TASK STATEMENT |
Return the listing verbatim, images left out.

Top of RECORDS SHOWN

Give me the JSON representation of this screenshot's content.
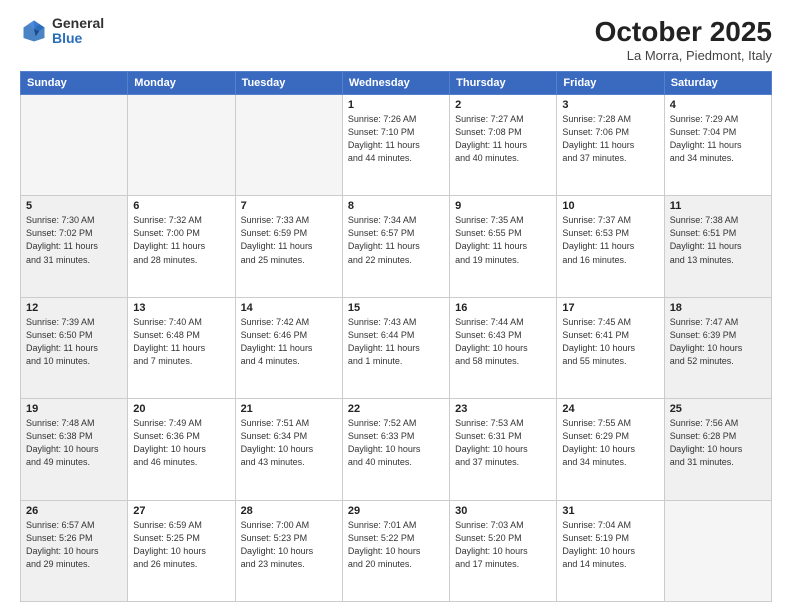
{
  "logo": {
    "general": "General",
    "blue": "Blue"
  },
  "header": {
    "title": "October 2025",
    "subtitle": "La Morra, Piedmont, Italy"
  },
  "weekdays": [
    "Sunday",
    "Monday",
    "Tuesday",
    "Wednesday",
    "Thursday",
    "Friday",
    "Saturday"
  ],
  "rows": [
    [
      {
        "day": "",
        "info": "",
        "empty": true
      },
      {
        "day": "",
        "info": "",
        "empty": true
      },
      {
        "day": "",
        "info": "",
        "empty": true
      },
      {
        "day": "1",
        "info": "Sunrise: 7:26 AM\nSunset: 7:10 PM\nDaylight: 11 hours\nand 44 minutes."
      },
      {
        "day": "2",
        "info": "Sunrise: 7:27 AM\nSunset: 7:08 PM\nDaylight: 11 hours\nand 40 minutes."
      },
      {
        "day": "3",
        "info": "Sunrise: 7:28 AM\nSunset: 7:06 PM\nDaylight: 11 hours\nand 37 minutes."
      },
      {
        "day": "4",
        "info": "Sunrise: 7:29 AM\nSunset: 7:04 PM\nDaylight: 11 hours\nand 34 minutes."
      }
    ],
    [
      {
        "day": "5",
        "info": "Sunrise: 7:30 AM\nSunset: 7:02 PM\nDaylight: 11 hours\nand 31 minutes.",
        "shaded": true
      },
      {
        "day": "6",
        "info": "Sunrise: 7:32 AM\nSunset: 7:00 PM\nDaylight: 11 hours\nand 28 minutes."
      },
      {
        "day": "7",
        "info": "Sunrise: 7:33 AM\nSunset: 6:59 PM\nDaylight: 11 hours\nand 25 minutes."
      },
      {
        "day": "8",
        "info": "Sunrise: 7:34 AM\nSunset: 6:57 PM\nDaylight: 11 hours\nand 22 minutes."
      },
      {
        "day": "9",
        "info": "Sunrise: 7:35 AM\nSunset: 6:55 PM\nDaylight: 11 hours\nand 19 minutes."
      },
      {
        "day": "10",
        "info": "Sunrise: 7:37 AM\nSunset: 6:53 PM\nDaylight: 11 hours\nand 16 minutes."
      },
      {
        "day": "11",
        "info": "Sunrise: 7:38 AM\nSunset: 6:51 PM\nDaylight: 11 hours\nand 13 minutes.",
        "shaded": true
      }
    ],
    [
      {
        "day": "12",
        "info": "Sunrise: 7:39 AM\nSunset: 6:50 PM\nDaylight: 11 hours\nand 10 minutes.",
        "shaded": true
      },
      {
        "day": "13",
        "info": "Sunrise: 7:40 AM\nSunset: 6:48 PM\nDaylight: 11 hours\nand 7 minutes."
      },
      {
        "day": "14",
        "info": "Sunrise: 7:42 AM\nSunset: 6:46 PM\nDaylight: 11 hours\nand 4 minutes."
      },
      {
        "day": "15",
        "info": "Sunrise: 7:43 AM\nSunset: 6:44 PM\nDaylight: 11 hours\nand 1 minute."
      },
      {
        "day": "16",
        "info": "Sunrise: 7:44 AM\nSunset: 6:43 PM\nDaylight: 10 hours\nand 58 minutes."
      },
      {
        "day": "17",
        "info": "Sunrise: 7:45 AM\nSunset: 6:41 PM\nDaylight: 10 hours\nand 55 minutes."
      },
      {
        "day": "18",
        "info": "Sunrise: 7:47 AM\nSunset: 6:39 PM\nDaylight: 10 hours\nand 52 minutes.",
        "shaded": true
      }
    ],
    [
      {
        "day": "19",
        "info": "Sunrise: 7:48 AM\nSunset: 6:38 PM\nDaylight: 10 hours\nand 49 minutes.",
        "shaded": true
      },
      {
        "day": "20",
        "info": "Sunrise: 7:49 AM\nSunset: 6:36 PM\nDaylight: 10 hours\nand 46 minutes."
      },
      {
        "day": "21",
        "info": "Sunrise: 7:51 AM\nSunset: 6:34 PM\nDaylight: 10 hours\nand 43 minutes."
      },
      {
        "day": "22",
        "info": "Sunrise: 7:52 AM\nSunset: 6:33 PM\nDaylight: 10 hours\nand 40 minutes."
      },
      {
        "day": "23",
        "info": "Sunrise: 7:53 AM\nSunset: 6:31 PM\nDaylight: 10 hours\nand 37 minutes."
      },
      {
        "day": "24",
        "info": "Sunrise: 7:55 AM\nSunset: 6:29 PM\nDaylight: 10 hours\nand 34 minutes."
      },
      {
        "day": "25",
        "info": "Sunrise: 7:56 AM\nSunset: 6:28 PM\nDaylight: 10 hours\nand 31 minutes.",
        "shaded": true
      }
    ],
    [
      {
        "day": "26",
        "info": "Sunrise: 6:57 AM\nSunset: 5:26 PM\nDaylight: 10 hours\nand 29 minutes.",
        "shaded": true
      },
      {
        "day": "27",
        "info": "Sunrise: 6:59 AM\nSunset: 5:25 PM\nDaylight: 10 hours\nand 26 minutes."
      },
      {
        "day": "28",
        "info": "Sunrise: 7:00 AM\nSunset: 5:23 PM\nDaylight: 10 hours\nand 23 minutes."
      },
      {
        "day": "29",
        "info": "Sunrise: 7:01 AM\nSunset: 5:22 PM\nDaylight: 10 hours\nand 20 minutes."
      },
      {
        "day": "30",
        "info": "Sunrise: 7:03 AM\nSunset: 5:20 PM\nDaylight: 10 hours\nand 17 minutes."
      },
      {
        "day": "31",
        "info": "Sunrise: 7:04 AM\nSunset: 5:19 PM\nDaylight: 10 hours\nand 14 minutes."
      },
      {
        "day": "",
        "info": "",
        "empty": true
      }
    ]
  ]
}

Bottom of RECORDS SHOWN

ANSWER TO THIS PROBLEM |
Give me the JSON representation of this screenshot's content.
{
  "logo": {
    "general": "General",
    "blue": "Blue"
  },
  "header": {
    "title": "October 2025",
    "subtitle": "La Morra, Piedmont, Italy"
  },
  "weekdays": [
    "Sunday",
    "Monday",
    "Tuesday",
    "Wednesday",
    "Thursday",
    "Friday",
    "Saturday"
  ],
  "rows": [
    [
      {
        "day": "",
        "info": "",
        "empty": true
      },
      {
        "day": "",
        "info": "",
        "empty": true
      },
      {
        "day": "",
        "info": "",
        "empty": true
      },
      {
        "day": "1",
        "info": "Sunrise: 7:26 AM\nSunset: 7:10 PM\nDaylight: 11 hours\nand 44 minutes."
      },
      {
        "day": "2",
        "info": "Sunrise: 7:27 AM\nSunset: 7:08 PM\nDaylight: 11 hours\nand 40 minutes."
      },
      {
        "day": "3",
        "info": "Sunrise: 7:28 AM\nSunset: 7:06 PM\nDaylight: 11 hours\nand 37 minutes."
      },
      {
        "day": "4",
        "info": "Sunrise: 7:29 AM\nSunset: 7:04 PM\nDaylight: 11 hours\nand 34 minutes."
      }
    ],
    [
      {
        "day": "5",
        "info": "Sunrise: 7:30 AM\nSunset: 7:02 PM\nDaylight: 11 hours\nand 31 minutes.",
        "shaded": true
      },
      {
        "day": "6",
        "info": "Sunrise: 7:32 AM\nSunset: 7:00 PM\nDaylight: 11 hours\nand 28 minutes."
      },
      {
        "day": "7",
        "info": "Sunrise: 7:33 AM\nSunset: 6:59 PM\nDaylight: 11 hours\nand 25 minutes."
      },
      {
        "day": "8",
        "info": "Sunrise: 7:34 AM\nSunset: 6:57 PM\nDaylight: 11 hours\nand 22 minutes."
      },
      {
        "day": "9",
        "info": "Sunrise: 7:35 AM\nSunset: 6:55 PM\nDaylight: 11 hours\nand 19 minutes."
      },
      {
        "day": "10",
        "info": "Sunrise: 7:37 AM\nSunset: 6:53 PM\nDaylight: 11 hours\nand 16 minutes."
      },
      {
        "day": "11",
        "info": "Sunrise: 7:38 AM\nSunset: 6:51 PM\nDaylight: 11 hours\nand 13 minutes.",
        "shaded": true
      }
    ],
    [
      {
        "day": "12",
        "info": "Sunrise: 7:39 AM\nSunset: 6:50 PM\nDaylight: 11 hours\nand 10 minutes.",
        "shaded": true
      },
      {
        "day": "13",
        "info": "Sunrise: 7:40 AM\nSunset: 6:48 PM\nDaylight: 11 hours\nand 7 minutes."
      },
      {
        "day": "14",
        "info": "Sunrise: 7:42 AM\nSunset: 6:46 PM\nDaylight: 11 hours\nand 4 minutes."
      },
      {
        "day": "15",
        "info": "Sunrise: 7:43 AM\nSunset: 6:44 PM\nDaylight: 11 hours\nand 1 minute."
      },
      {
        "day": "16",
        "info": "Sunrise: 7:44 AM\nSunset: 6:43 PM\nDaylight: 10 hours\nand 58 minutes."
      },
      {
        "day": "17",
        "info": "Sunrise: 7:45 AM\nSunset: 6:41 PM\nDaylight: 10 hours\nand 55 minutes."
      },
      {
        "day": "18",
        "info": "Sunrise: 7:47 AM\nSunset: 6:39 PM\nDaylight: 10 hours\nand 52 minutes.",
        "shaded": true
      }
    ],
    [
      {
        "day": "19",
        "info": "Sunrise: 7:48 AM\nSunset: 6:38 PM\nDaylight: 10 hours\nand 49 minutes.",
        "shaded": true
      },
      {
        "day": "20",
        "info": "Sunrise: 7:49 AM\nSunset: 6:36 PM\nDaylight: 10 hours\nand 46 minutes."
      },
      {
        "day": "21",
        "info": "Sunrise: 7:51 AM\nSunset: 6:34 PM\nDaylight: 10 hours\nand 43 minutes."
      },
      {
        "day": "22",
        "info": "Sunrise: 7:52 AM\nSunset: 6:33 PM\nDaylight: 10 hours\nand 40 minutes."
      },
      {
        "day": "23",
        "info": "Sunrise: 7:53 AM\nSunset: 6:31 PM\nDaylight: 10 hours\nand 37 minutes."
      },
      {
        "day": "24",
        "info": "Sunrise: 7:55 AM\nSunset: 6:29 PM\nDaylight: 10 hours\nand 34 minutes."
      },
      {
        "day": "25",
        "info": "Sunrise: 7:56 AM\nSunset: 6:28 PM\nDaylight: 10 hours\nand 31 minutes.",
        "shaded": true
      }
    ],
    [
      {
        "day": "26",
        "info": "Sunrise: 6:57 AM\nSunset: 5:26 PM\nDaylight: 10 hours\nand 29 minutes.",
        "shaded": true
      },
      {
        "day": "27",
        "info": "Sunrise: 6:59 AM\nSunset: 5:25 PM\nDaylight: 10 hours\nand 26 minutes."
      },
      {
        "day": "28",
        "info": "Sunrise: 7:00 AM\nSunset: 5:23 PM\nDaylight: 10 hours\nand 23 minutes."
      },
      {
        "day": "29",
        "info": "Sunrise: 7:01 AM\nSunset: 5:22 PM\nDaylight: 10 hours\nand 20 minutes."
      },
      {
        "day": "30",
        "info": "Sunrise: 7:03 AM\nSunset: 5:20 PM\nDaylight: 10 hours\nand 17 minutes."
      },
      {
        "day": "31",
        "info": "Sunrise: 7:04 AM\nSunset: 5:19 PM\nDaylight: 10 hours\nand 14 minutes."
      },
      {
        "day": "",
        "info": "",
        "empty": true
      }
    ]
  ]
}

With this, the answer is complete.